ABOUT THIS TASK: Your answer should consist of every line in the records that holds "RefuseFascism".

EXTRACTED ENTRIES:
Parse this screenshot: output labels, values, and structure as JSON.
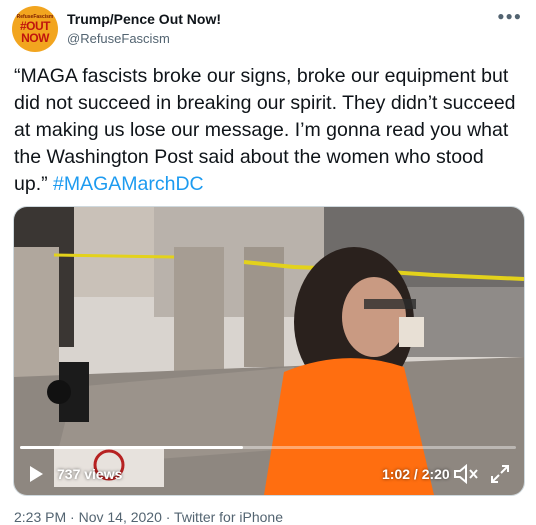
{
  "author": {
    "name": "Trump/Pence Out Now!",
    "handle": "@RefuseFascism",
    "avatar_text_small": "RefuseFascism",
    "avatar_text_1": "#OUT",
    "avatar_text_2": "NOW",
    "avatar_color": "#f2a51f"
  },
  "more_icon": "more-dots-icon",
  "tweet": {
    "text": "“MAGA fascists broke our signs, broke our equipment but did not succeed in breaking our spirit. They didn’t succeed at making us lose our message. I’m gonna read you what the Washington Post said about the women who stood up.” ",
    "hashtag": "#MAGAMarchDC",
    "hashtag_color": "#1d9bf0"
  },
  "video": {
    "views": "737 views",
    "time": "1:02 / 2:20",
    "progress": 0.45,
    "play_icon": "play-icon",
    "volume_icon": "volume-icon",
    "fullscreen_icon": "fullscreen-icon"
  },
  "meta": {
    "timestamp": "2:23 PM · Nov 14, 2020 · Twitter for iPhone"
  }
}
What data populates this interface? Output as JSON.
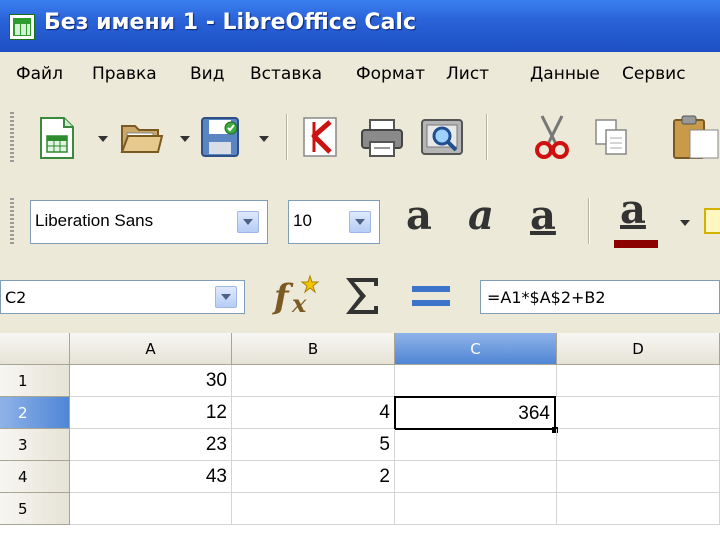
{
  "window": {
    "title": "Без имени 1 - LibreOffice Calc"
  },
  "menu": [
    "Файл",
    "Правка",
    "Вид",
    "Вставка",
    "Формат",
    "Лист",
    "Данные",
    "Сервис"
  ],
  "toolbar_standard": [
    "new-spreadsheet-icon",
    "open-folder-icon",
    "save-icon",
    "export-pdf-icon",
    "print-icon",
    "print-preview-icon",
    "cut-icon",
    "copy-icon",
    "paste-icon"
  ],
  "font": {
    "name": "Liberation Sans",
    "size": "10"
  },
  "formatting": {
    "bold": "a",
    "italic": "a",
    "underline": "a",
    "font_color": "a",
    "font_color_value": "#8b0000"
  },
  "formula_bar": {
    "cell_ref": "C2",
    "formula": "=A1*$A$2+B2"
  },
  "sheet": {
    "columns": [
      "A",
      "B",
      "C",
      "D"
    ],
    "rows": [
      "1",
      "2",
      "3",
      "4",
      "5"
    ],
    "cells": [
      [
        "30",
        "",
        "",
        ""
      ],
      [
        "12",
        "4",
        "364",
        ""
      ],
      [
        "23",
        "5",
        "",
        ""
      ],
      [
        "43",
        "2",
        "",
        ""
      ],
      [
        "",
        "",
        "",
        ""
      ]
    ],
    "selected_cell": "C2",
    "selection_color": "#4f86d6"
  }
}
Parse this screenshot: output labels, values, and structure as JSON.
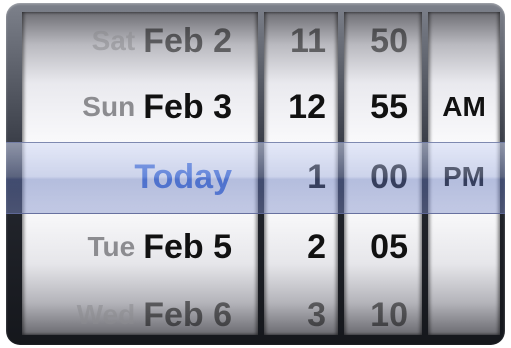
{
  "date_wheel": {
    "rows": [
      {
        "day": "Sat",
        "date": "Feb 2"
      },
      {
        "day": "Sun",
        "date": "Feb 3"
      },
      {
        "day": "",
        "date": "Today"
      },
      {
        "day": "Tue",
        "date": "Feb 5"
      },
      {
        "day": "Wed",
        "date": "Feb 6"
      }
    ]
  },
  "hour_wheel": {
    "rows": [
      "11",
      "12",
      "1",
      "2",
      "3"
    ]
  },
  "minute_wheel": {
    "rows": [
      "50",
      "55",
      "00",
      "05",
      "10"
    ]
  },
  "ampm_wheel": {
    "rows": [
      "AM",
      "PM"
    ]
  },
  "selected": {
    "date": "Today",
    "hour": "1",
    "minute": "00",
    "period": "PM"
  },
  "colors": {
    "today": "#3f6fdd",
    "day_label": "#8c8c90",
    "selection_bar": "#8e9ad4"
  }
}
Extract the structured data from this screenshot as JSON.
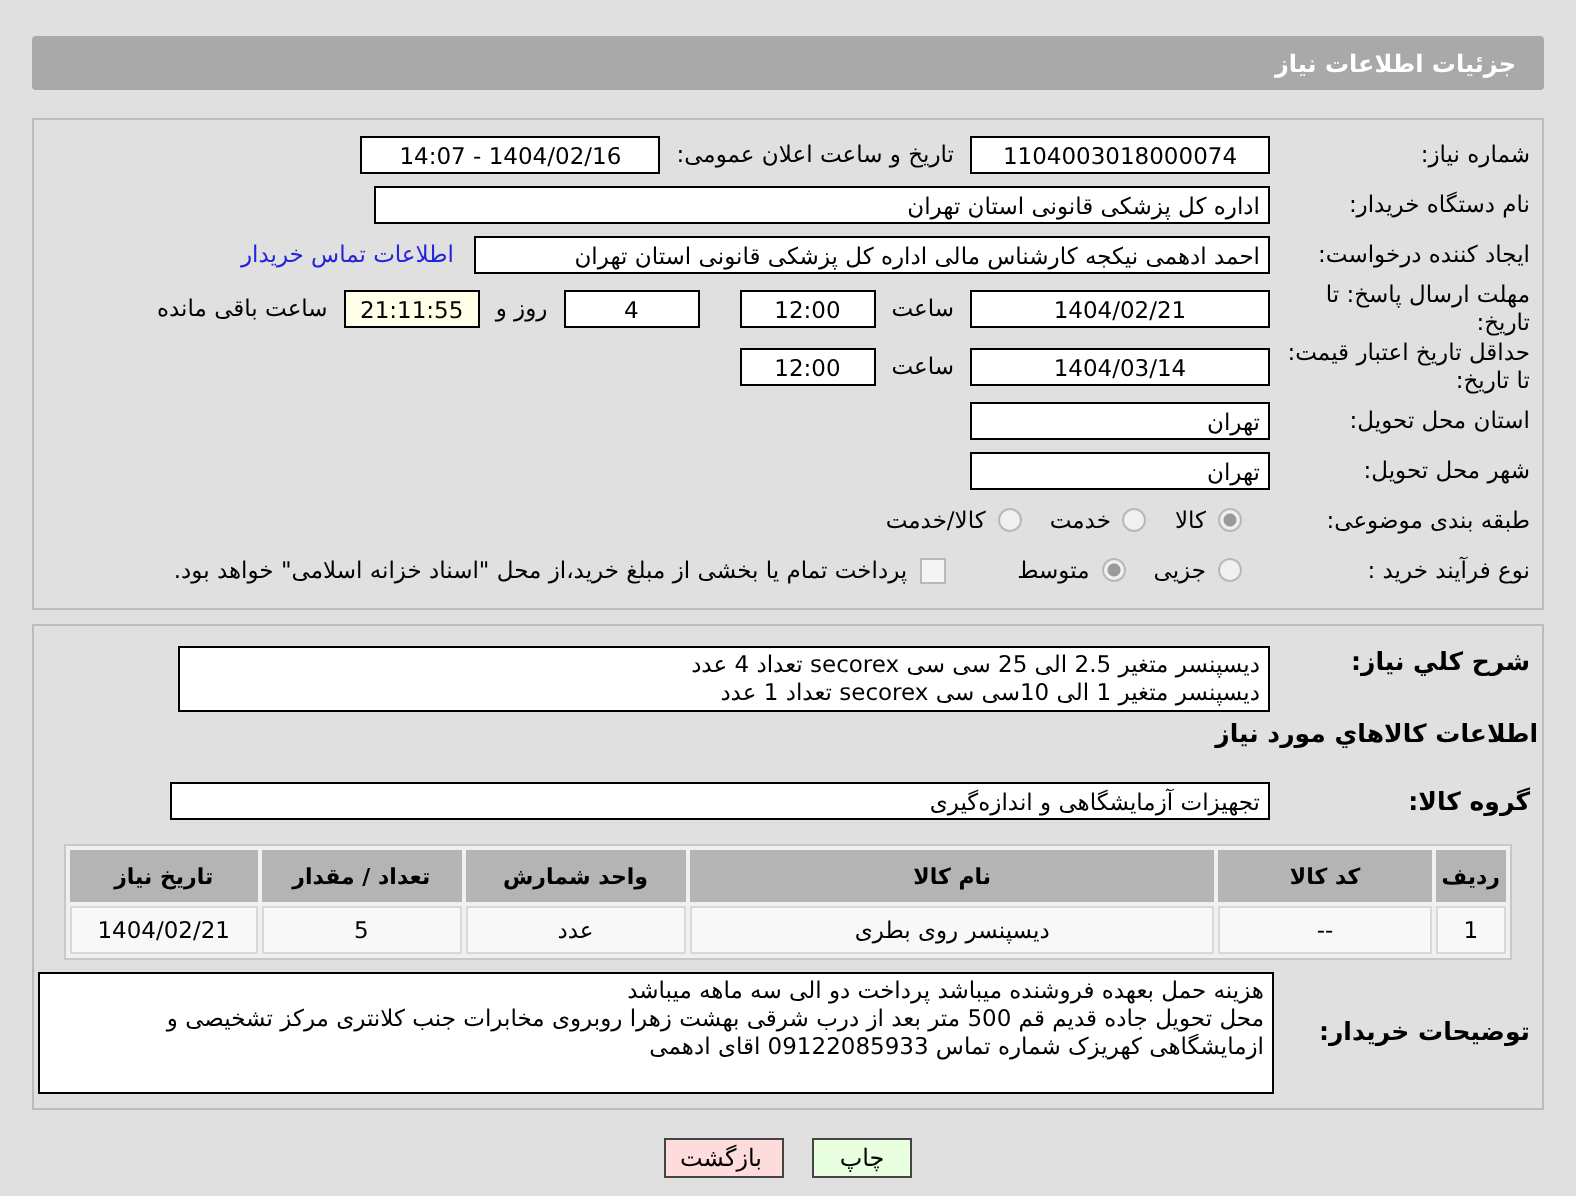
{
  "header": {
    "title": "جزئیات اطلاعات نیاز"
  },
  "details": {
    "need_number": {
      "label": "شماره نیاز:",
      "value": "1104003018000074"
    },
    "announce": {
      "label": "تاریخ و ساعت اعلان عمومی:",
      "value": "1404/02/16 - 14:07"
    },
    "buyer": {
      "label": "نام دستگاه خریدار:",
      "value": "اداره کل پزشکی قانونی استان تهران"
    },
    "creator": {
      "label": "ایجاد کننده درخواست:",
      "value": "احمد ادهمی نیکجه کارشناس مالی اداره کل پزشکی قانونی استان تهران",
      "link": "اطلاعات تماس خریدار"
    },
    "deadline": {
      "label": "مهلت ارسال پاسخ: تا تاریخ:",
      "date": "1404/02/21",
      "time_label": "ساعت",
      "time": "12:00",
      "days": "4",
      "days_label": "روز و",
      "remaining": "21:11:55",
      "remaining_label": "ساعت باقی مانده"
    },
    "validity": {
      "label": "حداقل تاریخ اعتبار قیمت: تا تاریخ:",
      "date": "1404/03/14",
      "time_label": "ساعت",
      "time": "12:00"
    },
    "province": {
      "label": "استان محل تحویل:",
      "value": "تهران"
    },
    "city": {
      "label": "شهر محل تحویل:",
      "value": "تهران"
    },
    "category": {
      "label": "طبقه بندی موضوعی:",
      "options": [
        {
          "label": "کالا",
          "selected": true
        },
        {
          "label": "خدمت",
          "selected": false
        },
        {
          "label": "کالا/خدمت",
          "selected": false
        }
      ]
    },
    "process": {
      "label": "نوع فرآیند خرید :",
      "options": [
        {
          "label": "جزیی",
          "selected": false
        },
        {
          "label": "متوسط",
          "selected": true
        }
      ],
      "payment": {
        "checked": false,
        "text": "پرداخت تمام یا بخشی از مبلغ خرید،از محل \"اسناد خزانه اسلامی\" خواهد بود."
      }
    }
  },
  "goods": {
    "summary": {
      "label": "شرح کلي نياز:",
      "lines": [
        "دیسپنسر متغیر 2.5 الی 25 سی سی secorex تعداد 4 عدد",
        "دیسپنسر متغیر 1 الی 10سی سی secorex تعداد 1 عدد"
      ]
    },
    "heading": "اطلاعات كالاهاي مورد نياز",
    "group": {
      "label": "گروه کالا:",
      "value": "تجهیزات آزمایشگاهی و اندازه‌گیری"
    },
    "table": {
      "columns": [
        "ردیف",
        "کد کالا",
        "نام کالا",
        "واحد شمارش",
        "تعداد / مقدار",
        "تاریخ نیاز"
      ],
      "rows": [
        [
          "1",
          "--",
          "دیسپنسر روی بطری",
          "عدد",
          "5",
          "1404/02/21"
        ]
      ]
    },
    "notes": {
      "label": "توضیحات خریدار:",
      "lines": [
        "هزینه حمل بعهده فروشنده میباشد پرداخت دو الی سه ماهه میباشد",
        "محل تحویل جاده قدیم قم 500 متر بعد از درب شرقی بهشت زهرا روبروی مخابرات جنب کلانتری مرکز تشخیصی و",
        "ازمایشگاهی کهریزک شماره تماس 09122085933 اقای ادهمی"
      ]
    }
  },
  "buttons": [
    {
      "label": "چاپ",
      "kind": "print"
    },
    {
      "label": "بازگشت",
      "kind": "back"
    }
  ]
}
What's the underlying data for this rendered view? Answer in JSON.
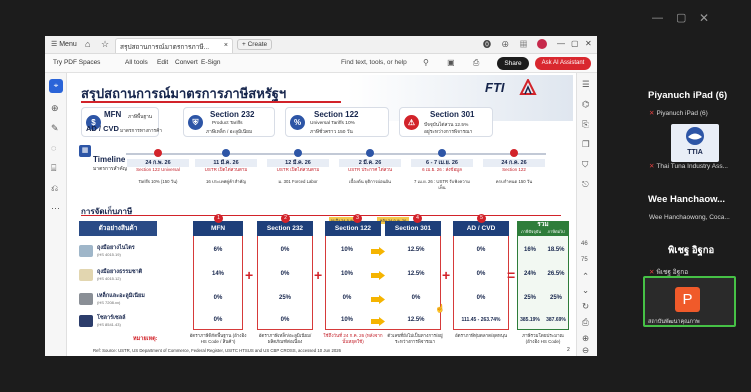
{
  "window": {
    "min": "—",
    "max": "▢",
    "close": "✕"
  },
  "acrobat": {
    "menu": "☰ Menu",
    "home_icon": "⌂",
    "star_icon": "☆",
    "tab_title": "สรุปสถานการณ์มาตรการภาษี...",
    "tab_close": "×",
    "create": "+ Create",
    "top_icons": "⓿ ⊕ ▦",
    "toolbar": {
      "spaces": "Try PDF Spaces",
      "all_tools": "All tools",
      "edit": "Edit",
      "convert": "Convert",
      "esign": "E-Sign",
      "search": "Find text, tools, or help",
      "share": "Share",
      "ai": "Ask AI Assistant"
    },
    "page_controls": [
      "46",
      "75"
    ]
  },
  "doc": {
    "title": "สรุปสถานการณ์มาตรการภาษีสหรัฐฯ",
    "logo": "FTI",
    "cards": [
      {
        "icon": "$",
        "heading": "MFN",
        "sub1": "ภาษีพื้นฐาน",
        "sub2": "",
        "color": "#2d55a6"
      },
      {
        "icon": "",
        "heading": "AD / CVD",
        "sub1": "มาตรการทางการค้า",
        "sub2": "",
        "color": "#2d55a6"
      },
      {
        "icon": "⛨",
        "heading": "Section 232",
        "sub1": "Product Tariffs",
        "sub2": "ภาษีเหล็ก / อะลูมิเนียม",
        "color": "#2d55a6"
      },
      {
        "icon": "%",
        "heading": "Section 122",
        "sub1": "Universal Tariffs 10%",
        "sub2": "ภาษีชั่วคราว 150 วัน",
        "color": "#2d55a6"
      },
      {
        "icon": "⚠",
        "heading": "Section 301",
        "sub1": "ปัจจุบันไต่สวน 12.5%",
        "sub2": "อยู่ระหว่างการพิจารณา",
        "color": "#d2232a"
      }
    ],
    "timeline": {
      "title": "Timeline",
      "subtitle": "มาตรการสำคัญ",
      "first_desc": "Section 122 Universal Tariffs 10% (150 วัน)",
      "first_desc2": "ประกาศมีผลตั้งแต่ 24 ก.พ. 2569",
      "events": [
        {
          "date": "24 ก.พ. 26",
          "title": "Section 122 Universal",
          "desc": "Tariffs 10% (150 วัน)",
          "red": true
        },
        {
          "date": "11 มี.ค. 26",
          "title": "USTR เปิดไต่สวนตาม",
          "desc": "16 ประเทศคู่ค้าสำคัญ",
          "red": false
        },
        {
          "date": "12 มี.ค. 26",
          "title": "USTR เปิดไต่สวนตาม",
          "desc": "ม. 301 Forced Labor",
          "red": false
        },
        {
          "date": "2 มี.ค. 26",
          "title": "USTR ประกาศ ไต่สวน",
          "desc": "เบื้องต้น ยุติการผ่อนผัน",
          "red": false
        },
        {
          "date": "6 - 7 เม.ย. 26",
          "title": "6 เม.ย. 26 : ส่งข้อมูล",
          "desc": "7 เม.ย. 26 : USTR รับฟังความเห็น",
          "red": false
        },
        {
          "date": "24 ก.ค. 26",
          "title": "Section 122",
          "desc": "ครบกำหนด 150 วัน",
          "red": false
        }
      ]
    },
    "section": {
      "title": "การจัดเก็บภาษี",
      "headers": [
        "ตัวอย่างสินค้า",
        "MFN",
        "Section 232",
        "Section 122",
        "Section 301",
        "AD / CVD",
        "รวม"
      ],
      "total_sub": [
        "ภาษีปัจจุบัน",
        "ภาษีต่อไป"
      ],
      "flags": [
        "จนถึง 24 ก.ค. 26",
        "หลัง 24 ก.ค. 26"
      ],
      "rows": [
        {
          "name": "ถุงมือยางไนไตร",
          "code": "(HS 4015.19)",
          "mfn": "6%",
          "s232": "0%",
          "s122": "10%",
          "s301": "12.5%",
          "adcvd": "0%",
          "t1": "16%",
          "t2": "18.5%",
          "color": "#9fb6c9"
        },
        {
          "name": "ถุงมือยางธรรมชาติ",
          "code": "(HS 4015.12)",
          "mfn": "14%",
          "s232": "0%",
          "s122": "10%",
          "s301": "12.5%",
          "adcvd": "0%",
          "t1": "24%",
          "t2": "26.5%",
          "color": "#e2d6b0"
        },
        {
          "name": "เหล็กและอะลูมิเนียม",
          "code": "(HS 7208.xx)",
          "mfn": "0%",
          "s232": "25%",
          "s122": "0%",
          "s301": "0%",
          "adcvd": "0%",
          "t1": "25%",
          "t2": "25%",
          "color": "#8a8f96"
        },
        {
          "name": "โซลาร์เซลล์",
          "code": "(HS 8541.43)",
          "mfn": "0%",
          "s232": "0%",
          "s122": "10%",
          "s301": "12.5%",
          "adcvd": "111.45 - 263.74%",
          "t1": "385.19%",
          "t2": "387.69%",
          "color": "#2c3d6b"
        }
      ],
      "note_label": "หมายเหตุ:",
      "notes": [
        "อัตราภาษีพิกัดพื้นฐาน (อ้างอิง HS Code / สินค้า)",
        "อัตราภาษีเหล็ก/อะลูมิเนียม/ผลิตภัณฑ์ต่อเนื่อง",
        "ใช้ถึงวันที่ 24 ก.ค. 26 (หลังจากนั้นหยุดใช้)",
        "ตัวเลขที่ยังไม่เป็นทางการ/อยู่ระหว่างการพิจารณา",
        "อัตราภาษีทุ่มตลาด/อุดหนุน",
        "ภาษีรวมโดยประมาณ (อ้างอิง HS Code)"
      ],
      "source": "Ref: Source: USTR, US Department of Commerce, Federal Register, USITC HTSUS and US CBP CROSS, accessed 10 Jun 2026"
    },
    "page": "2"
  },
  "participants": [
    {
      "name": "Piyanuch iPad (6)",
      "sub": "Piyanuch iPad (6)"
    },
    {
      "name": "Thai Tuna Industry Ass...",
      "sub": "Thai Tuna Industry Ass...",
      "logo": "TTIA"
    },
    {
      "name": "Wee Hanchaow...",
      "sub": "Wee Hanchaowong, Coca..."
    },
    {
      "name": "พิเชฐ อิฐกอ",
      "sub": "พิเชฐ อิฐกอ"
    },
    {
      "name": "",
      "sub": "สถาบันพัฒนาคุณภาพ",
      "avatar": "P"
    }
  ],
  "colors": {
    "navy": "#16254c",
    "red": "#d2232a",
    "green": "#2e7d3a",
    "orange": "#f05a2a"
  }
}
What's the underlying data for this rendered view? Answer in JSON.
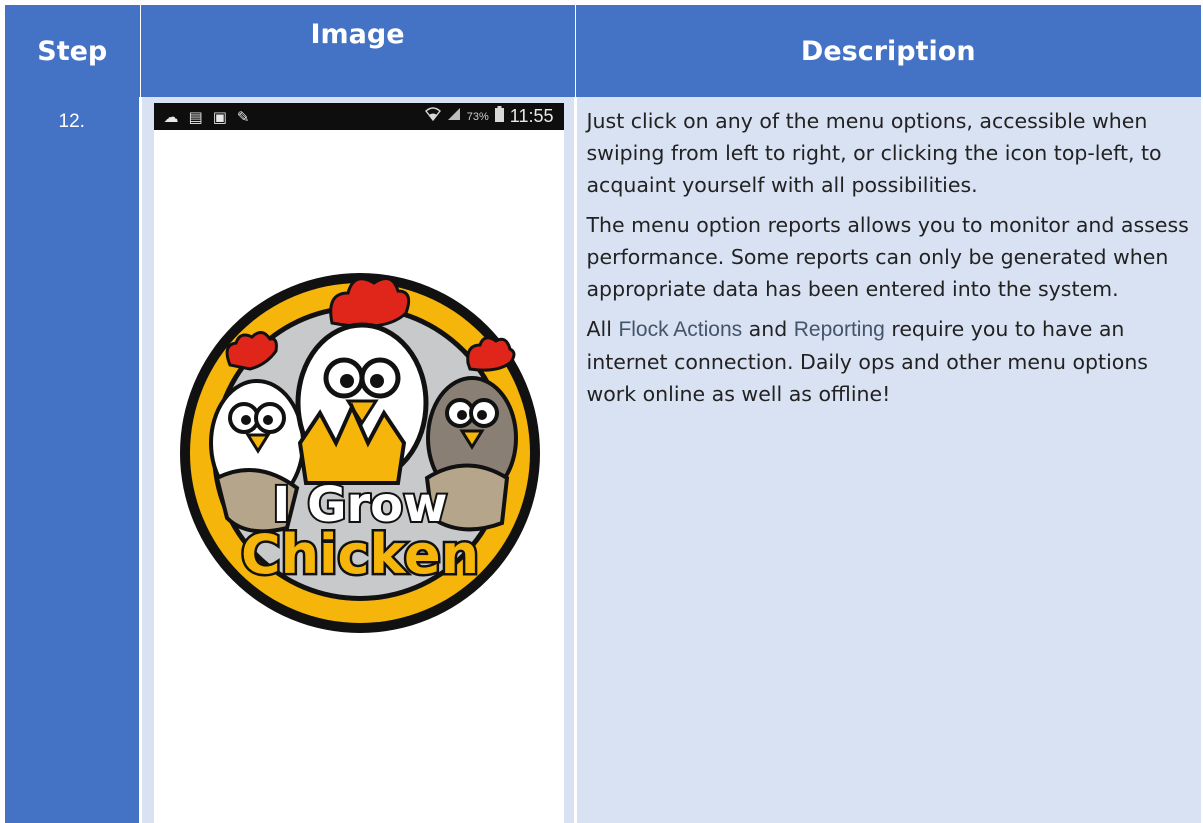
{
  "table": {
    "headers": {
      "step": "Step",
      "image": "Image",
      "description": "Description"
    },
    "colors": {
      "header_bg": "#4472c4",
      "cell_bg": "#d9e2f3",
      "link": "#44546a"
    }
  },
  "row": {
    "step": "12.",
    "phone": {
      "status_icons": [
        "cloud-icon",
        "message-icon",
        "clipboard-icon",
        "pencil-icon"
      ],
      "battery_pct": "73%",
      "time": "11:55",
      "logo_text_line1": "I Grow",
      "logo_text_line2": "Chicken"
    },
    "description": {
      "p1": "Just click on any of the menu options, accessible when swiping from left to right, or clicking the icon top-left, to acquaint yourself with all possibilities.",
      "p2": "The menu option reports allows you to monitor and assess performance. Some reports can only be generated when appropriate data has been entered into the system.",
      "p3_pre": "All ",
      "p3_link1": "Flock Actions",
      "p3_mid": " and ",
      "p3_link2": "Reporting",
      "p3_post": " require you to have an internet connection. Daily ops and other menu options work online as well as offline!"
    }
  }
}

RESULT FOR THIS EXERCISE:
    "handle": "@RefuseFascism",
    "avatar_text_small": "RefuseFascism",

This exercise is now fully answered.